Copy task, pictures excluded: set down exactly the lines from the one containing "What data populates" to the end of the data below.

(Data records for software interfaces)
▼
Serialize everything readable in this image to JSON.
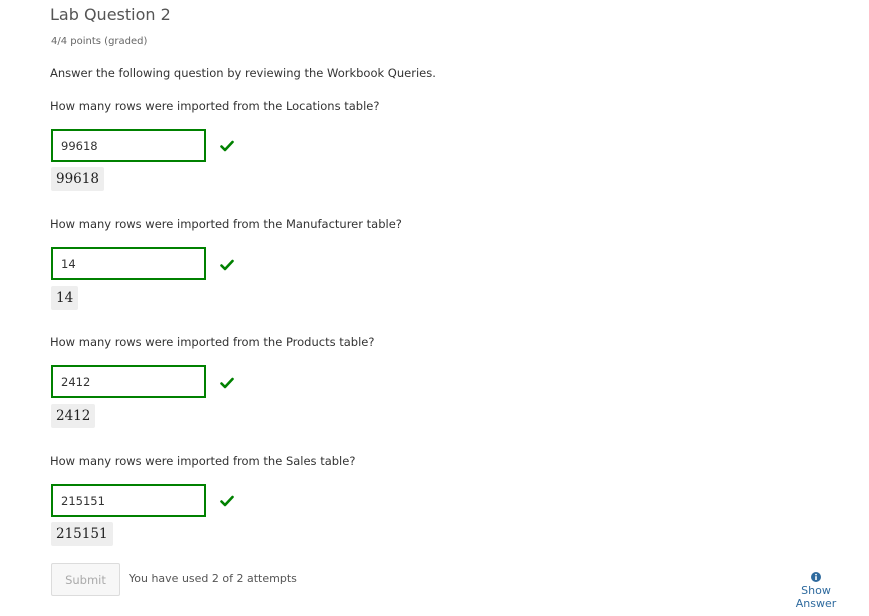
{
  "header": {
    "title": "Lab Question 2",
    "points": "4/4 points (graded)"
  },
  "instructions": "Answer the following question by reviewing the Workbook Queries.",
  "questions": [
    {
      "label": "How many rows were imported from the Locations table?",
      "value": "99618",
      "echo": "99618",
      "status": "correct"
    },
    {
      "label": "How many rows were imported from the Manufacturer table?",
      "value": "14",
      "echo": "14",
      "status": "correct"
    },
    {
      "label": "How many rows were imported from the Products table?",
      "value": "2412",
      "echo": "2412",
      "status": "correct"
    },
    {
      "label": "How many rows were imported from the Sales table?",
      "value": "215151",
      "echo": "215151",
      "status": "correct"
    }
  ],
  "footer": {
    "submit_label": "Submit",
    "attempts_text": "You have used 2 of 2 attempts",
    "show_answer_label": "Show Answer"
  },
  "colors": {
    "correct": "#008100",
    "link": "#2e6a9e"
  },
  "icons": {
    "check": "checkmark-icon",
    "info": "info-icon"
  }
}
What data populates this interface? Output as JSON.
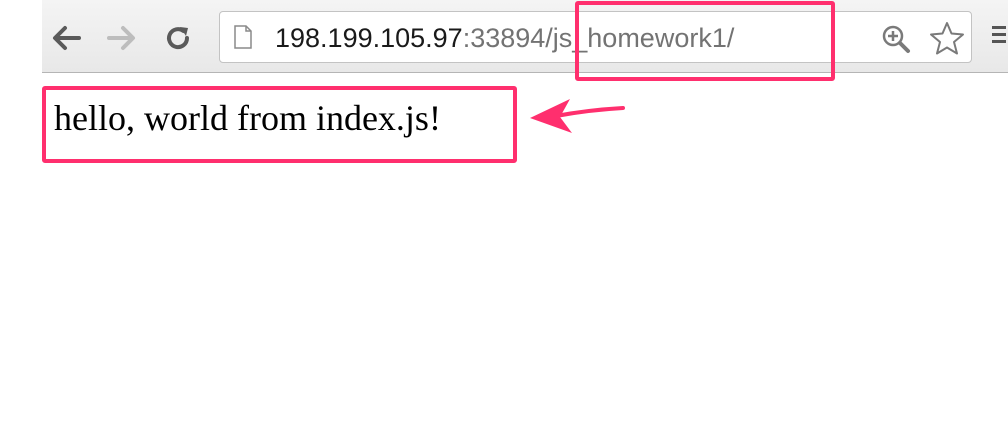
{
  "browser": {
    "url_host": "198.199.105.97",
    "url_rest": ":33894/js_homework1/",
    "icons": {
      "back": "back-arrow-icon",
      "forward": "forward-arrow-icon",
      "reload": "reload-icon",
      "page": "page-document-icon",
      "zoom": "zoom-icon",
      "bookmark": "star-icon",
      "menu": "menu-icon"
    }
  },
  "page": {
    "text": "hello, world from index.js!"
  },
  "annotations": {
    "color": "#ff2f6e"
  }
}
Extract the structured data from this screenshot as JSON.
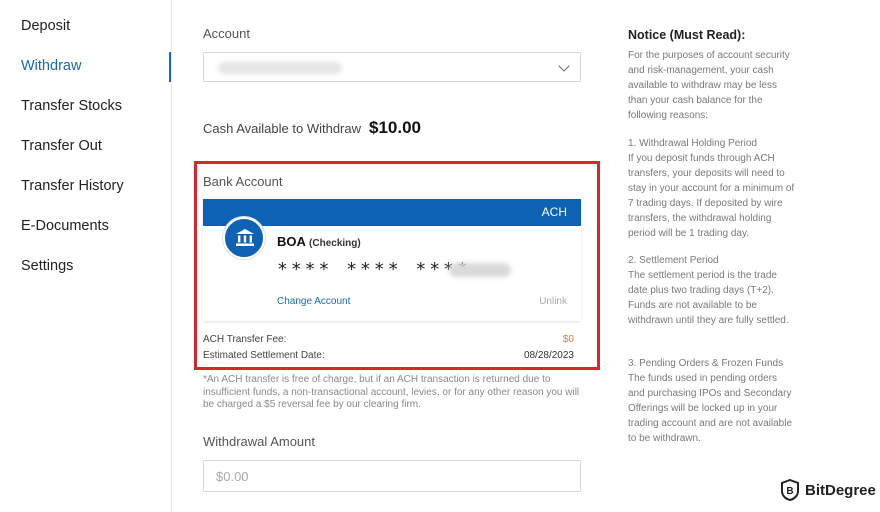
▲
- [Output for this task]
What data populates this interface? Output as JSON.
{
  "browser": {
    "url_host": "198.199.105.97",
    "url_rest": ":33894/js_homework1/",
    "icons": {
      "back": "back-arrow-icon",
      "forward": "forward-arrow-icon",
      "reload": "reload-icon",
      "page": "page-document-icon",
      "zoom": "zoom-icon",
      "bookmark": "star-icon",
      "menu": "menu-icon"
    }
  },
  "page": {
    "text": "hello, world from index.js!"
  },
  "annotations": {
    "color": "#ff2f6e"
  }
}
Extract the structured data from this screenshot as JSON.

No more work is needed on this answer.